And there is a big one. See, our youngest foster child adores Ged. 

Ged, to him, is everything that I and my other half aren't. Ged is cool, he's a geezer. He knows what today's music is about, he can talk for ever about gaming.

Youngest wants Ged to be his dad - he doesn't say so but it's written all over him. He wants to go with Ged, but hasn't said so. When Ged goes it'll leave a big hole in his heart, and that's in part a healthy, normal and profound thing.


Youngest has experienced endless abandonment in his short life before care. His real father came and went, other 'fathers' came and went. Then his mother overdosed and has never fully recovered. He was fostered initially alongside his sibs (4) but it all got too much for the foster parents and the little mite who came to us was deemed the main fly in the ointment. And boy was he a handful at first.

We set square on keeping him with us partly because of the fear that if we abandoned him back into the system it could be the last straw. Anyway, we haven't yet given up on a child and one gets possesive about a 100% record in anything - mind this is a good obsession.

Blue Sky worked with us shoulder-to-shoulder to help him find a bit of peace; Oppositional Defiance Disorder is a gruelling house guest. But you get what you pay for in fostering, and though the emotional cost to us was steep to begin with, it began paying for itself within a couple of months.

I'm not claiming he's a saint, but he's come on in leaps and bounds, and Ged's arrival gave him the role model he's always craved.

My job in the next few weeks before Ged goes is to talk to my BS social worker about how to play it. Do I ask Ged if he can stay in touch for the sake of the youngest? Do I talk to youngest about it, try to get as much understanding of the coming event as I can? Do I make plans such as a farewell dinner for Ged or play it like it's no big deal?

The probability is that it's going to be tricky - sticky even - and we'll all have to react to however it impacts youngest. 

Oh, and remember to enjoy all the enjoyables such as helping a fine young man enter the world, and appreciating that youngest has learned to attach to a parent figure.

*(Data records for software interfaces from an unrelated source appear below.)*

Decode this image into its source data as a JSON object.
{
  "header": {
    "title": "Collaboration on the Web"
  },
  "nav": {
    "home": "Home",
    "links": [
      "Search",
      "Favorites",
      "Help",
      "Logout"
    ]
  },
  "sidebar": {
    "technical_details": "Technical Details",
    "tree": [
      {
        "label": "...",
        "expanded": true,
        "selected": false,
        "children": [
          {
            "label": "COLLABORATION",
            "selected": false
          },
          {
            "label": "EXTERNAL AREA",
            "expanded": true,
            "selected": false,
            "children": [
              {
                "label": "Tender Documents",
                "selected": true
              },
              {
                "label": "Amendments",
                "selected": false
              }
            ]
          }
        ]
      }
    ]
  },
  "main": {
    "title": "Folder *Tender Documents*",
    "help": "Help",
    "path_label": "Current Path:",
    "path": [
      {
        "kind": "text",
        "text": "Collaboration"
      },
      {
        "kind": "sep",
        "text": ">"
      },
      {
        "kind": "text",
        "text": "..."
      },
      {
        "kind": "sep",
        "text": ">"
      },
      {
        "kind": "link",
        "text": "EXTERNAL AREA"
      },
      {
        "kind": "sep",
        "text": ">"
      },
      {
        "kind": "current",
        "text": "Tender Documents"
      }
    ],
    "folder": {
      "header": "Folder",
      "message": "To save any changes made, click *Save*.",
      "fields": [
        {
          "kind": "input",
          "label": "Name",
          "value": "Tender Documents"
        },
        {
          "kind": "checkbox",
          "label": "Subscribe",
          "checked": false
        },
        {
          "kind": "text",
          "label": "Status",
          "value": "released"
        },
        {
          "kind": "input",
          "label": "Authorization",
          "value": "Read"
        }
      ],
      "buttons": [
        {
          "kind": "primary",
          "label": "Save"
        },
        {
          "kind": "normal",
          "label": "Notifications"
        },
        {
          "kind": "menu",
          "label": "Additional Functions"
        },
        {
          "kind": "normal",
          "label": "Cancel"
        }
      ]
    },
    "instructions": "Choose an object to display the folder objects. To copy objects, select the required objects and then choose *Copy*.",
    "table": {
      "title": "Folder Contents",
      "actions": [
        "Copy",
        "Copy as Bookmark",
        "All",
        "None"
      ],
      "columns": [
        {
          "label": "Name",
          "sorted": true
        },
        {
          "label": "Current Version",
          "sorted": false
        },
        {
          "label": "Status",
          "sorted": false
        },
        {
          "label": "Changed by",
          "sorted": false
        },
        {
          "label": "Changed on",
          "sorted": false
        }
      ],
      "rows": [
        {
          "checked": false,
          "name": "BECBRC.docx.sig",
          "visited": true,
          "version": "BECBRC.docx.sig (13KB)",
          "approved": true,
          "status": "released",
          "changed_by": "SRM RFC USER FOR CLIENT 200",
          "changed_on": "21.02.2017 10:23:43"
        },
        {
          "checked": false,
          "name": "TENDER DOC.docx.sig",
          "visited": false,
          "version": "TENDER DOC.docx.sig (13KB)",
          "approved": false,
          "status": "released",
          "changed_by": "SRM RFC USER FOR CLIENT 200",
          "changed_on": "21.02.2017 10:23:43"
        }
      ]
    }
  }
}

Maybe he'll transfer that bonding to us? That would be nice…

But in fostering you never hold your breath..